“How did the Victorians feel about their bodies, compared with how we feel about ours,” asked John Carey in The Sunday Times. It’s a “subtle question”, and one that biographer Kathryn Hughes tackles in this “observant, original” book. Instead of constructing a “general thesis”, Hughes offers five corporeal conundrums, each focusing on a body part of a well-known Victorian. In “Lady Flora’s Belly”, she considers the tragic case of Lady Flora Hastings, Queen Victoria’s lady-in-waiting, who in 1837 developed a mysterious abdominal swelling. Though it later emerged that this was cancer, “Victoria, with malicious glee, spread the rumour that Lady Flora was pregnant”. Later chapters deal with Charles Darwin’s beard; George Eliot’s right hand (supposedly bigger than her left, a legacy of her youth milking cows); the mouth of pre-Raphaelite model Fanny Cornforth; and the body of the eight-year-old murder victim Fanny Adams. All these tales are “detective stories, picking up on clues other scholars have missed”. Starting with “some musty archival fragment”, Hughes opens up “vistas of social history”.
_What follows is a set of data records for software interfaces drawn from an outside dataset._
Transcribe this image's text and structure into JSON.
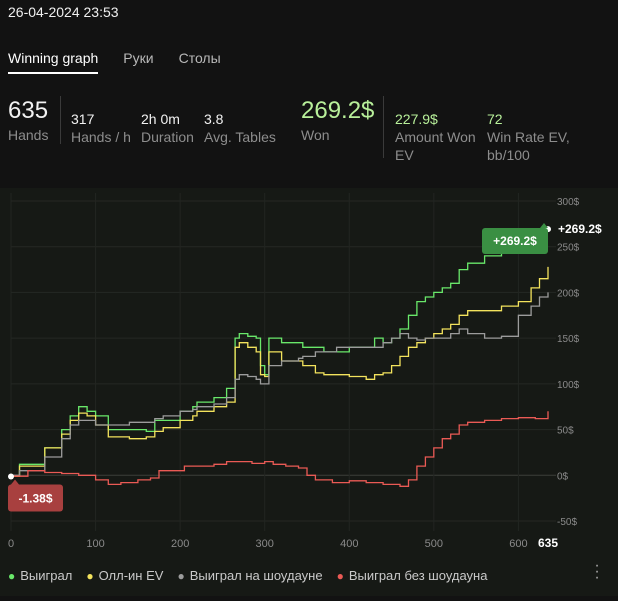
{
  "timestamp": "26-04-2024 23:53",
  "tabs": [
    {
      "label": "Winning graph",
      "active": true
    },
    {
      "label": "Руки",
      "active": false
    },
    {
      "label": "Столы",
      "active": false
    }
  ],
  "stats": {
    "hands": {
      "value": "635",
      "label": "Hands"
    },
    "hands_per_hour": {
      "value": "317",
      "label": "Hands / h"
    },
    "duration": {
      "value": "2h 0m",
      "label": "Duration"
    },
    "avg_tables": {
      "value": "3.8",
      "label": "Avg. Tables"
    },
    "won": {
      "value": "269.2$",
      "label": "Won"
    },
    "amount_won_ev": {
      "value": "227.9$",
      "label_line1": "Amount Won",
      "label_line2": "EV"
    },
    "win_rate_ev": {
      "value": "72",
      "label_line1": "Win Rate EV,",
      "label_line2": "bb/100"
    }
  },
  "colors": {
    "won": "#69e86a",
    "allin_ev": "#f3e35d",
    "showdown": "#9c9c9c",
    "non_showdown": "#ea5a55",
    "accent_green": "#b8f09a",
    "badge_green": "#3a8f43",
    "badge_red": "#a8403f"
  },
  "chart_data": {
    "type": "line",
    "x_ticks": [
      "0",
      "100",
      "200",
      "300",
      "400",
      "500",
      "600"
    ],
    "x_end_label": "635",
    "y_ticks": [
      "300$",
      "250$",
      "200$",
      "150$",
      "100$",
      "50$",
      "0$",
      "-50$"
    ],
    "xlim": [
      0,
      635
    ],
    "ylim": [
      -50,
      300
    ],
    "end_label": "+269.2$",
    "end_badge": "+269.2$",
    "min_badge": "-1.38$",
    "min_point": [
      0,
      -1.38
    ],
    "series": [
      {
        "key": "won",
        "name": "Выиграл",
        "color_key": "won",
        "points": [
          [
            0,
            -1
          ],
          [
            10,
            12
          ],
          [
            40,
            30
          ],
          [
            60,
            50
          ],
          [
            70,
            65
          ],
          [
            80,
            75
          ],
          [
            90,
            70
          ],
          [
            100,
            65
          ],
          [
            115,
            50
          ],
          [
            140,
            50
          ],
          [
            160,
            48
          ],
          [
            170,
            60
          ],
          [
            180,
            60
          ],
          [
            200,
            70
          ],
          [
            215,
            75
          ],
          [
            220,
            80
          ],
          [
            240,
            85
          ],
          [
            255,
            95
          ],
          [
            265,
            150
          ],
          [
            270,
            155
          ],
          [
            280,
            152
          ],
          [
            290,
            150
          ],
          [
            295,
            120
          ],
          [
            300,
            110
          ],
          [
            305,
            150
          ],
          [
            320,
            145
          ],
          [
            340,
            145
          ],
          [
            345,
            140
          ],
          [
            360,
            140
          ],
          [
            370,
            135
          ],
          [
            385,
            135
          ],
          [
            400,
            140
          ],
          [
            420,
            140
          ],
          [
            430,
            150
          ],
          [
            440,
            145
          ],
          [
            450,
            150
          ],
          [
            460,
            160
          ],
          [
            470,
            175
          ],
          [
            480,
            190
          ],
          [
            490,
            195
          ],
          [
            500,
            200
          ],
          [
            510,
            205
          ],
          [
            520,
            210
          ],
          [
            530,
            225
          ],
          [
            540,
            232
          ],
          [
            560,
            240
          ],
          [
            580,
            246
          ],
          [
            600,
            253
          ],
          [
            615,
            262
          ],
          [
            625,
            268
          ],
          [
            635,
            269.2
          ]
        ]
      },
      {
        "key": "allin_ev",
        "name": "Олл-ин EV",
        "color_key": "allin_ev",
        "points": [
          [
            0,
            -1
          ],
          [
            10,
            10
          ],
          [
            40,
            30
          ],
          [
            60,
            45
          ],
          [
            70,
            60
          ],
          [
            80,
            68
          ],
          [
            90,
            65
          ],
          [
            100,
            55
          ],
          [
            115,
            42
          ],
          [
            140,
            40
          ],
          [
            160,
            42
          ],
          [
            170,
            48
          ],
          [
            180,
            52
          ],
          [
            200,
            60
          ],
          [
            215,
            65
          ],
          [
            220,
            70
          ],
          [
            240,
            75
          ],
          [
            255,
            80
          ],
          [
            265,
            140
          ],
          [
            270,
            145
          ],
          [
            280,
            140
          ],
          [
            290,
            135
          ],
          [
            295,
            110
          ],
          [
            300,
            108
          ],
          [
            305,
            135
          ],
          [
            320,
            125
          ],
          [
            340,
            125
          ],
          [
            345,
            120
          ],
          [
            360,
            112
          ],
          [
            370,
            110
          ],
          [
            385,
            110
          ],
          [
            400,
            108
          ],
          [
            420,
            105
          ],
          [
            430,
            110
          ],
          [
            440,
            112
          ],
          [
            450,
            120
          ],
          [
            460,
            130
          ],
          [
            470,
            140
          ],
          [
            480,
            145
          ],
          [
            490,
            150
          ],
          [
            500,
            155
          ],
          [
            510,
            160
          ],
          [
            520,
            165
          ],
          [
            530,
            175
          ],
          [
            540,
            180
          ],
          [
            560,
            180
          ],
          [
            580,
            185
          ],
          [
            600,
            190
          ],
          [
            615,
            205
          ],
          [
            625,
            215
          ],
          [
            635,
            227.9
          ]
        ]
      },
      {
        "key": "showdown",
        "name": "Выиграл на шоудауне",
        "color_key": "showdown",
        "points": [
          [
            0,
            0
          ],
          [
            10,
            5
          ],
          [
            40,
            20
          ],
          [
            60,
            40
          ],
          [
            70,
            55
          ],
          [
            80,
            60
          ],
          [
            90,
            60
          ],
          [
            100,
            55
          ],
          [
            115,
            55
          ],
          [
            140,
            58
          ],
          [
            160,
            58
          ],
          [
            170,
            62
          ],
          [
            180,
            65
          ],
          [
            200,
            70
          ],
          [
            215,
            72
          ],
          [
            220,
            75
          ],
          [
            240,
            78
          ],
          [
            255,
            85
          ],
          [
            265,
            105
          ],
          [
            270,
            110
          ],
          [
            280,
            108
          ],
          [
            290,
            105
          ],
          [
            295,
            100
          ],
          [
            300,
            100
          ],
          [
            305,
            120
          ],
          [
            320,
            125
          ],
          [
            340,
            128
          ],
          [
            345,
            130
          ],
          [
            360,
            135
          ],
          [
            370,
            135
          ],
          [
            385,
            140
          ],
          [
            400,
            140
          ],
          [
            420,
            140
          ],
          [
            430,
            140
          ],
          [
            440,
            145
          ],
          [
            450,
            150
          ],
          [
            460,
            155
          ],
          [
            470,
            150
          ],
          [
            480,
            148
          ],
          [
            490,
            150
          ],
          [
            500,
            150
          ],
          [
            510,
            150
          ],
          [
            520,
            155
          ],
          [
            530,
            160
          ],
          [
            540,
            155
          ],
          [
            560,
            150
          ],
          [
            580,
            152
          ],
          [
            600,
            175
          ],
          [
            615,
            185
          ],
          [
            625,
            195
          ],
          [
            635,
            200
          ]
        ]
      },
      {
        "key": "non_showdown",
        "name": "Выиграл без шоудауна",
        "color_key": "non_showdown",
        "points": [
          [
            0,
            -1
          ],
          [
            20,
            5
          ],
          [
            40,
            3
          ],
          [
            60,
            2
          ],
          [
            80,
            0
          ],
          [
            100,
            -5
          ],
          [
            115,
            -10
          ],
          [
            130,
            -8
          ],
          [
            150,
            -5
          ],
          [
            165,
            -3
          ],
          [
            175,
            5
          ],
          [
            190,
            5
          ],
          [
            205,
            10
          ],
          [
            220,
            10
          ],
          [
            240,
            12
          ],
          [
            255,
            15
          ],
          [
            270,
            15
          ],
          [
            285,
            13
          ],
          [
            300,
            15
          ],
          [
            310,
            12
          ],
          [
            325,
            10
          ],
          [
            340,
            8
          ],
          [
            350,
            0
          ],
          [
            360,
            -5
          ],
          [
            380,
            -8
          ],
          [
            400,
            -6
          ],
          [
            420,
            -8
          ],
          [
            440,
            -10
          ],
          [
            460,
            -12
          ],
          [
            470,
            -5
          ],
          [
            480,
            10
          ],
          [
            490,
            20
          ],
          [
            500,
            30
          ],
          [
            510,
            40
          ],
          [
            520,
            45
          ],
          [
            530,
            55
          ],
          [
            540,
            58
          ],
          [
            560,
            60
          ],
          [
            580,
            62
          ],
          [
            600,
            63
          ],
          [
            620,
            62
          ],
          [
            635,
            70
          ]
        ]
      }
    ]
  }
}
We think of the Victorians as a prudish lot, loftily detached from the affairs of the body, said Lucy Lethbridge in the Financial Times. But Hughes rediscovers the Victorians in their “fleshy selves”, detailing the “spots, toothlessness, bad breath and messy sexual appetites” that historians and biographers have usually ignored. Hughes has a “particular fondness for innards”, said Lisa Appignanesi in The Daily Telegraph. She reveals Darwin to have been a “martyr to wind”, and elsewhere describes a subject’s “kinked and puckered guts”. Written with “panache” and a “great pinch of wit”, Victorians Undone offers a “jaunty counterweight to more sober volumes”.